47-year-old Belly Mujinga, who was born in Democratic Republic of Congo but had lived in the UK since 2000, worked in the ticket office of Victoria Station in London.
Both she and another female colleague were allegedly spat and coughed at by a man who claimed he had coronavirus.
Within days of the assault, which took place on 22 March, both Ms Mujinga and her colleague became ill and subsequently tested positive for the virus.
Ms Mujinga grew critically ill and was taken to Barnet Hospital for treatment where she was placed on a ventilator, but passed away on 5 April, leaving behind an 11-year-old daughter.
British Transport Police has now confirmed that a 57-year-old man from London, has been identified in connection with the incident.
No other suspects are being sought in connection with the attack.
A British Transport Police spokesperson said: “Following a number of inquiries into an incident at London Victoria station on March 21, officers identified a 57-year-old man from London in connection.
“He was interviewed under caution today at a London police station. Detectives will continue to collate evidence and investigate the circumstances behind the incident.
“They are not looking to identify anyone further in relation to the incident.”
Deliberately spitting on someone is a punishable offence by uK law and, in the most serious cases, carries with it a six-month prison sentence.
The case of Ms Muijinga has sparked widespread anger with Prime Minister Boris Johnson describing the incident as “appalling”.
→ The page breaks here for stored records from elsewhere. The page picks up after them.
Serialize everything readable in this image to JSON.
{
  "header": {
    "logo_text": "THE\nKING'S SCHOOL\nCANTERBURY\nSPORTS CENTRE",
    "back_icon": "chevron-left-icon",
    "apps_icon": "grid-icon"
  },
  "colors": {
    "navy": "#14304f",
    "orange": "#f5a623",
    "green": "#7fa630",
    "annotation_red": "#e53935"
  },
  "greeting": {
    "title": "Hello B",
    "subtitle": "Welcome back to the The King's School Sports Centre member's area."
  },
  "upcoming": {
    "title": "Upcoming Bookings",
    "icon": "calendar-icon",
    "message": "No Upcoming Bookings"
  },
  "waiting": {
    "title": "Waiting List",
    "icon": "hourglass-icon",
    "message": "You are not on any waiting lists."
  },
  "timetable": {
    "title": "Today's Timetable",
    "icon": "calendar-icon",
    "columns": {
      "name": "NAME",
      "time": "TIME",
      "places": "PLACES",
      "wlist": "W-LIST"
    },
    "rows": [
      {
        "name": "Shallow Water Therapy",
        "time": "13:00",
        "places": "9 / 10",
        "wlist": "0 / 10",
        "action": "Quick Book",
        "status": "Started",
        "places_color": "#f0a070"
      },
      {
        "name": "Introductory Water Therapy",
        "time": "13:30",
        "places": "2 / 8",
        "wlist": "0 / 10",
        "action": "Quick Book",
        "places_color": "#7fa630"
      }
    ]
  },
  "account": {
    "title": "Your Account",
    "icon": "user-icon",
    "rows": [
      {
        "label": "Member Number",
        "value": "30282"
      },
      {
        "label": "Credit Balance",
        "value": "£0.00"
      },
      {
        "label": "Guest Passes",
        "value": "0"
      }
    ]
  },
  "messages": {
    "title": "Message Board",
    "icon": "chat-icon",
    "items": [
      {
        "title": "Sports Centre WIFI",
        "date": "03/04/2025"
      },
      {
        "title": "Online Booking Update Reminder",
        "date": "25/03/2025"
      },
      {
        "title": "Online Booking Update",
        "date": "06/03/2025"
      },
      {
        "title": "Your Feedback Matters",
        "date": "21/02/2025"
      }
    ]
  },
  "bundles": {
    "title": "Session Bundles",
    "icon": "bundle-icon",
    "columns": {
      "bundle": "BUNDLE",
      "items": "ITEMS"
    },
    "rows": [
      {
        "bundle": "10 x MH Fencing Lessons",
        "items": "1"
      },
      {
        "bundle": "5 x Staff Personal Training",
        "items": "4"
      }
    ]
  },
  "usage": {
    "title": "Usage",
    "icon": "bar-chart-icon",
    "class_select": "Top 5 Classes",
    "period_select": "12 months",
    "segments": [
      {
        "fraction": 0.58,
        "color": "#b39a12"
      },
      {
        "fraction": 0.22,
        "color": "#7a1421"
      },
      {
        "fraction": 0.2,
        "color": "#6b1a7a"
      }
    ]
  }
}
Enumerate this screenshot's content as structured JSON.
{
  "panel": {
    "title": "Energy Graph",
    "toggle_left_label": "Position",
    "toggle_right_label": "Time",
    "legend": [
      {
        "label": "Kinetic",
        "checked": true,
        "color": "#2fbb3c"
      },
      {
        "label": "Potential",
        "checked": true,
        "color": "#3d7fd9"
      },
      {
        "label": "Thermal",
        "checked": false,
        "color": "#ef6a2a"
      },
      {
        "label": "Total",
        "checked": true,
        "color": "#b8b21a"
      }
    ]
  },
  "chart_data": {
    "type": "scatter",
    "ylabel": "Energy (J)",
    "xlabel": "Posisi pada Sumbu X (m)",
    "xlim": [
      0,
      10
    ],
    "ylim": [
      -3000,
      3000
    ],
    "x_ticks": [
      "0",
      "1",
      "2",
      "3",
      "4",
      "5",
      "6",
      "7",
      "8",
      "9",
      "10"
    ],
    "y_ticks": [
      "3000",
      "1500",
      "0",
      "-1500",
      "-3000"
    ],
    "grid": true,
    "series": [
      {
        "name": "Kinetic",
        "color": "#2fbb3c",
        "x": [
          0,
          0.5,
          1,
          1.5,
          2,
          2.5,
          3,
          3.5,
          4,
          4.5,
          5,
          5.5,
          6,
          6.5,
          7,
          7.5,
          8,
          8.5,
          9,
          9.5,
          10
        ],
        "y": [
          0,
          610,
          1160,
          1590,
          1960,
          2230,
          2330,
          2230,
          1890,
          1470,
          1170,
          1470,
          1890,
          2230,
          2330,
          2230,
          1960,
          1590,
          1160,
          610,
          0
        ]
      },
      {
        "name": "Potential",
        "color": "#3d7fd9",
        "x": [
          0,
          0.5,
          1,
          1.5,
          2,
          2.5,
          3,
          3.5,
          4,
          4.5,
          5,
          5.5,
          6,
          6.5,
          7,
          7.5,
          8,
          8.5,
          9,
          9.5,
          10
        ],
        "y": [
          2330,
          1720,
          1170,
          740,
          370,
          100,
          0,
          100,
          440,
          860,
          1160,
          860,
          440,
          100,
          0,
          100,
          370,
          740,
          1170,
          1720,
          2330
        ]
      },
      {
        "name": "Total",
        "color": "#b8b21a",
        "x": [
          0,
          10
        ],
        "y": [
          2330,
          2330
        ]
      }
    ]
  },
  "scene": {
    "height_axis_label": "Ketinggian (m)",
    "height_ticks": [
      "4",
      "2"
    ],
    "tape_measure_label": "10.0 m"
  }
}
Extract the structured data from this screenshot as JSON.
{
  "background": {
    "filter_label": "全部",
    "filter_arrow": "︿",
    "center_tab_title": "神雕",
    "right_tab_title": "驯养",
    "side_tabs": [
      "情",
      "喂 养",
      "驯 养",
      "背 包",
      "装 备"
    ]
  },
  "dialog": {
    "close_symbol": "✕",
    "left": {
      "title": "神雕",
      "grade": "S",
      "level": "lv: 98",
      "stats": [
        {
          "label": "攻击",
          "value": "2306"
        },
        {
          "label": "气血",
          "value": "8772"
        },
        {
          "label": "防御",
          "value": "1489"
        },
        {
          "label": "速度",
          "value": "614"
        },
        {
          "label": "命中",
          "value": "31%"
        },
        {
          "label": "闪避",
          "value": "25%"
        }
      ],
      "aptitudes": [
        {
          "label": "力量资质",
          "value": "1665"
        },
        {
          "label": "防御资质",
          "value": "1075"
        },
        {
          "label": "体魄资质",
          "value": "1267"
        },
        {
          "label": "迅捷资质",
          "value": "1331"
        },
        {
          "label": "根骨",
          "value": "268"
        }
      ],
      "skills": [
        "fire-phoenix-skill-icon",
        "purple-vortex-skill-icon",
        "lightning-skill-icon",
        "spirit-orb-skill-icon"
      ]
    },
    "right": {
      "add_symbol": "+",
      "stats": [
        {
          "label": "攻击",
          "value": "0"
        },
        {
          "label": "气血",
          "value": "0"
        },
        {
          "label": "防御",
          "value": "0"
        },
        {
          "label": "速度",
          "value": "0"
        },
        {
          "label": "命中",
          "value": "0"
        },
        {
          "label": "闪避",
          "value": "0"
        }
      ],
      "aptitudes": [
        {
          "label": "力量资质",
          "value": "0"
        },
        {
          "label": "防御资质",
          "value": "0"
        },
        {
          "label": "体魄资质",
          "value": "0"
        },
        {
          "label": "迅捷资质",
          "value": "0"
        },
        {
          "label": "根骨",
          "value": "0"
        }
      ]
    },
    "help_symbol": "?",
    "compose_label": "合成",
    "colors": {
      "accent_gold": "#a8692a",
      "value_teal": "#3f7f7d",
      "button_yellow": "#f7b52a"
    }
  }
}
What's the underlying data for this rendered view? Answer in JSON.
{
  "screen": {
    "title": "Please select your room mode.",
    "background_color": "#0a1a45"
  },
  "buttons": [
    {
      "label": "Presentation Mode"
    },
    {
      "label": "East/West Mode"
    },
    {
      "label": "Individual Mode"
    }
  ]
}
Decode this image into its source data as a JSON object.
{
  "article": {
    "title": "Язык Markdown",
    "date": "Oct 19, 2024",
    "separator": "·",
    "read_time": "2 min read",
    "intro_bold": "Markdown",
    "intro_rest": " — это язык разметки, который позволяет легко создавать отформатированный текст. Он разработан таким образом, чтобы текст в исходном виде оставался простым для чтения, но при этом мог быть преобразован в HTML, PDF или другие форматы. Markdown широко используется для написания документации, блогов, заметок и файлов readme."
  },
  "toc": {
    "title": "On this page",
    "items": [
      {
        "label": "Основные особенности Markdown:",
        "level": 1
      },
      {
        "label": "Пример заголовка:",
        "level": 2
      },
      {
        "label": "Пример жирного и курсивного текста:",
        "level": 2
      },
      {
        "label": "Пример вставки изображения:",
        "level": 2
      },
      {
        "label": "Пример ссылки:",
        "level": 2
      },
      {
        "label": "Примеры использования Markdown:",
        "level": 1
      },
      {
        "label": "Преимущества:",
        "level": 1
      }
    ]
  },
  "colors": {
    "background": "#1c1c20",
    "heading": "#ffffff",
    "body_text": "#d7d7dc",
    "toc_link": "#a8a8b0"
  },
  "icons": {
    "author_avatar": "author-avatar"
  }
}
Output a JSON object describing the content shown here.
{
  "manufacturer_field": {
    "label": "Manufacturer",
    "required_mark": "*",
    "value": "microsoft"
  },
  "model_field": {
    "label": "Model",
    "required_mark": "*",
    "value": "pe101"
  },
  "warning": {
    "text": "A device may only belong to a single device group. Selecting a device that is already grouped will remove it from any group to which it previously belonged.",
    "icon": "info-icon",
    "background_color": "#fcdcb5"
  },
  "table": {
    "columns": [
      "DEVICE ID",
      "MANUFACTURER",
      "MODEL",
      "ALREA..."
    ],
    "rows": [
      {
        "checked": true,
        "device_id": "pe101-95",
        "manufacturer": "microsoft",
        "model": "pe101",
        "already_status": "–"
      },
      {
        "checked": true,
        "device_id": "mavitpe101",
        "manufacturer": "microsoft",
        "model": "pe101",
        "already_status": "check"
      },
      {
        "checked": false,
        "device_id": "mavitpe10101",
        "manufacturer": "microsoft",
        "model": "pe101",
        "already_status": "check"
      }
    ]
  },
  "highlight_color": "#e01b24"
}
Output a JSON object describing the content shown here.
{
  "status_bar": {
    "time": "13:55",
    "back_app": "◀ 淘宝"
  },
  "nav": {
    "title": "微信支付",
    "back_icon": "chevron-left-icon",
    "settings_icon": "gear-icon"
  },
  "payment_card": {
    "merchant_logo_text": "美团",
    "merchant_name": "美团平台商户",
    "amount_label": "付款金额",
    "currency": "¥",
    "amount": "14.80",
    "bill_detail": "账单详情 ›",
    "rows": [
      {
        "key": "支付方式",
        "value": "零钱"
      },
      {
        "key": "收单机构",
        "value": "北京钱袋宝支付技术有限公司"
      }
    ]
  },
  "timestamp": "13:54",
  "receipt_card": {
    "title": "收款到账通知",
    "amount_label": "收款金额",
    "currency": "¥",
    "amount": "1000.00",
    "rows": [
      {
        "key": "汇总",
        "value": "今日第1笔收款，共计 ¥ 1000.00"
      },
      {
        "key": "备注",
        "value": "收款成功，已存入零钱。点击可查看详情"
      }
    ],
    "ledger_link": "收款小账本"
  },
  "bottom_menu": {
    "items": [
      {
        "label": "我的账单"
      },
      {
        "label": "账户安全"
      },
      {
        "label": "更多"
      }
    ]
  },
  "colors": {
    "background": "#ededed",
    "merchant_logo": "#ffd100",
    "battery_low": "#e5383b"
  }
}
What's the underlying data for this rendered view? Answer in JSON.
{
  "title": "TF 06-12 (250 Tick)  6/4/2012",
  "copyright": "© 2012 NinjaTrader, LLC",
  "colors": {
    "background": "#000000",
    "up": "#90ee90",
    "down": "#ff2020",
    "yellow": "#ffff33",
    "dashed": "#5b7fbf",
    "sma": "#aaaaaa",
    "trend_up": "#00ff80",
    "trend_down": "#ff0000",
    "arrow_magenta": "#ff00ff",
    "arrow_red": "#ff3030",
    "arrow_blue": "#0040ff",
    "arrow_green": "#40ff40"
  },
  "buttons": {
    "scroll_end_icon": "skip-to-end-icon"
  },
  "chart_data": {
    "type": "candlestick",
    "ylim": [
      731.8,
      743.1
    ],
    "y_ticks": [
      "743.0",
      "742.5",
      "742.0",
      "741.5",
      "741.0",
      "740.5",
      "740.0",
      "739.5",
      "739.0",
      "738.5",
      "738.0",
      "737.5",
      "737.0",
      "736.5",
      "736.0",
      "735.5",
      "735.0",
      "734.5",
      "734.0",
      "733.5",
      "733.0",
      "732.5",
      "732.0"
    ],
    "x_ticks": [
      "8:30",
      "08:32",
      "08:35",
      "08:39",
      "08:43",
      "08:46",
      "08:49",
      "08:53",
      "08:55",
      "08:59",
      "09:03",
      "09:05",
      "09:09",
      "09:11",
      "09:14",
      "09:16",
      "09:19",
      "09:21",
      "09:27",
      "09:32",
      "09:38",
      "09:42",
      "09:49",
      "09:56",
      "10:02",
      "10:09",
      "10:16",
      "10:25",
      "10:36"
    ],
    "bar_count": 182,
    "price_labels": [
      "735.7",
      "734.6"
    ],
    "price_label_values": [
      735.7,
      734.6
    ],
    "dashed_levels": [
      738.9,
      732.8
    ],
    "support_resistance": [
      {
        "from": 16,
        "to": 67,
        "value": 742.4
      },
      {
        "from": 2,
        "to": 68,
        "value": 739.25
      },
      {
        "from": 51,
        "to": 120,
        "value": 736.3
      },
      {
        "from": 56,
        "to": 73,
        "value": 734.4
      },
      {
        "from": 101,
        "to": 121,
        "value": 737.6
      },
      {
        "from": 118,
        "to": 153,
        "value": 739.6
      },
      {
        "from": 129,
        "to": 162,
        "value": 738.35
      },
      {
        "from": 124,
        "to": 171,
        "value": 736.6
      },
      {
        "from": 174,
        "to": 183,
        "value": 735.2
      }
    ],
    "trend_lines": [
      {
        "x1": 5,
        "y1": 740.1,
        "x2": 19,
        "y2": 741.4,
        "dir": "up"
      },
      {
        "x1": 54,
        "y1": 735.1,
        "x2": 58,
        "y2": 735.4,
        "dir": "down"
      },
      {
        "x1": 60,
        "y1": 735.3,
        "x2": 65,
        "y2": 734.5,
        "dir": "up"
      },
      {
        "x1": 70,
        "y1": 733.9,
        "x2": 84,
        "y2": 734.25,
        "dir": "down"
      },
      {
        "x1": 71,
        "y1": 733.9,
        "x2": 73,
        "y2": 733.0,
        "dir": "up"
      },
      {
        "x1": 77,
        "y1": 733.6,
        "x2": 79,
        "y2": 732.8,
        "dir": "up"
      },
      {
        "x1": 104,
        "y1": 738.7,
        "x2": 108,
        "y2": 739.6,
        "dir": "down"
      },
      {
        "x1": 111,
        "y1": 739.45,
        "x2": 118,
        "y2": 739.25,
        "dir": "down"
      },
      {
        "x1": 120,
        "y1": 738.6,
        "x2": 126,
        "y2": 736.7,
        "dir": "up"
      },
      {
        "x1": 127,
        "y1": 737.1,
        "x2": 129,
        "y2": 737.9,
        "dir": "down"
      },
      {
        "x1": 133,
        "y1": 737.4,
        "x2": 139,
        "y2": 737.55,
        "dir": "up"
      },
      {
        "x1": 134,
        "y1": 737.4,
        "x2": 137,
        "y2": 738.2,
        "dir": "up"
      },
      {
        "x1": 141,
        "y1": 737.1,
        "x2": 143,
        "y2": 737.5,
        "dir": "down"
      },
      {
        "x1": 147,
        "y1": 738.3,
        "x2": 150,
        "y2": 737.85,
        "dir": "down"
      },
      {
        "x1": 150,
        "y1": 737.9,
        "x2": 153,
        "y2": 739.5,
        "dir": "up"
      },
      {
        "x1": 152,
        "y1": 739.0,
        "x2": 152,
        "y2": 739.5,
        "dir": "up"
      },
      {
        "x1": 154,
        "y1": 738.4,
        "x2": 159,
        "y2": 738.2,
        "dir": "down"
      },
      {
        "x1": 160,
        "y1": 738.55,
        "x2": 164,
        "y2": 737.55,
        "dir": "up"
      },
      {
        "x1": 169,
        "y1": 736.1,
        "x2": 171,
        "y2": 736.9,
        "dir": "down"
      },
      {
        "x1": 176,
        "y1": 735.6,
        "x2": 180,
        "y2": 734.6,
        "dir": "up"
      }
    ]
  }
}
“The fact that she was abused for doing her job is utterly appalling,” he said during Prime Minister’s Questions last Wednesday.
Her death has also sparked renewed calls for transport workers to be given Personal Protective Equipment while on duty.